TASK ITEM:
Reproduce every record below exactly as it appears.

GIVEN INFORMATION:
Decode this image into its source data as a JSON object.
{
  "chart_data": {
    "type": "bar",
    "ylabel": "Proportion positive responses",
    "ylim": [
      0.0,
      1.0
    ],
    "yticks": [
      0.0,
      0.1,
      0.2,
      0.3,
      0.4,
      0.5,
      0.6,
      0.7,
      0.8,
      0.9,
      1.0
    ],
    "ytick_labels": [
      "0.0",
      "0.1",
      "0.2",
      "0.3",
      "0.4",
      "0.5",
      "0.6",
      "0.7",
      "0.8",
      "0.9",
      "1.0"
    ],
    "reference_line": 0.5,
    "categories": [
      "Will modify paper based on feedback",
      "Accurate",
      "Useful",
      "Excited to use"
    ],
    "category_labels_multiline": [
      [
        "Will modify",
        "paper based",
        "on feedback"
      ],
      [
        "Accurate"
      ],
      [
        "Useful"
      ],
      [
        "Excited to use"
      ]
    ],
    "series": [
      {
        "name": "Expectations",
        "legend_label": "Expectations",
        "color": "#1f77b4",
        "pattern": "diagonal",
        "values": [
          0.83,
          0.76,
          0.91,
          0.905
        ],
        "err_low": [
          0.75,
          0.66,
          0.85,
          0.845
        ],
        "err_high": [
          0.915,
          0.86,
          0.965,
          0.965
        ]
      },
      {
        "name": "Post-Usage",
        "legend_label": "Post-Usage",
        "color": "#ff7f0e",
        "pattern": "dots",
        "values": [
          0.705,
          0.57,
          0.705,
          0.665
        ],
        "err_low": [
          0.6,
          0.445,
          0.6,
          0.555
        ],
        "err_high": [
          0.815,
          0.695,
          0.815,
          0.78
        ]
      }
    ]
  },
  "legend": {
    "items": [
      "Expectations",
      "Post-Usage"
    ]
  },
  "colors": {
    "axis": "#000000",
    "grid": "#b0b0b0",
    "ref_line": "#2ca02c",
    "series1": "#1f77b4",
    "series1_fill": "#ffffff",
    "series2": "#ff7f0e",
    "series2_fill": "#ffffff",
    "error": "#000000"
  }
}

TASK OUTPUT:
Decode this image into its source data as a JSON object.
{
  "chart_data": {
    "type": "bar",
    "ylabel": "Proportion positive responses",
    "ylim": [
      0.0,
      1.0
    ],
    "yticks": [
      0.0,
      0.1,
      0.2,
      0.3,
      0.4,
      0.5,
      0.6,
      0.7,
      0.8,
      0.9,
      1.0
    ],
    "ytick_labels": [
      "0.0",
      "0.1",
      "0.2",
      "0.3",
      "0.4",
      "0.5",
      "0.6",
      "0.7",
      "0.8",
      "0.9",
      "1.0"
    ],
    "reference_line": 0.5,
    "categories": [
      "Will modify paper based on feedback",
      "Accurate",
      "Useful",
      "Excited to use"
    ],
    "category_labels_multiline": [
      [
        "Will modify",
        "paper based",
        "on feedback"
      ],
      [
        "Accurate"
      ],
      [
        "Useful"
      ],
      [
        "Excited to use"
      ]
    ],
    "series": [
      {
        "name": "Expectations",
        "legend_label": "Expectations",
        "color": "#1f77b4",
        "pattern": "diagonal",
        "values": [
          0.83,
          0.76,
          0.91,
          0.905
        ],
        "err_low": [
          0.75,
          0.66,
          0.85,
          0.845
        ],
        "err_high": [
          0.915,
          0.86,
          0.965,
          0.965
        ]
      },
      {
        "name": "Post-Usage",
        "legend_label": "Post-Usage",
        "color": "#ff7f0e",
        "pattern": "dots",
        "values": [
          0.705,
          0.57,
          0.705,
          0.665
        ],
        "err_low": [
          0.6,
          0.445,
          0.6,
          0.555
        ],
        "err_high": [
          0.815,
          0.695,
          0.815,
          0.78
        ]
      }
    ]
  },
  "legend": {
    "items": [
      "Expectations",
      "Post-Usage"
    ]
  },
  "colors": {
    "axis": "#000000",
    "grid": "#b0b0b0",
    "ref_line": "#2ca02c",
    "series1": "#1f77b4",
    "series1_fill": "#ffffff",
    "series2": "#ff7f0e",
    "series2_fill": "#ffffff",
    "error": "#000000"
  }
}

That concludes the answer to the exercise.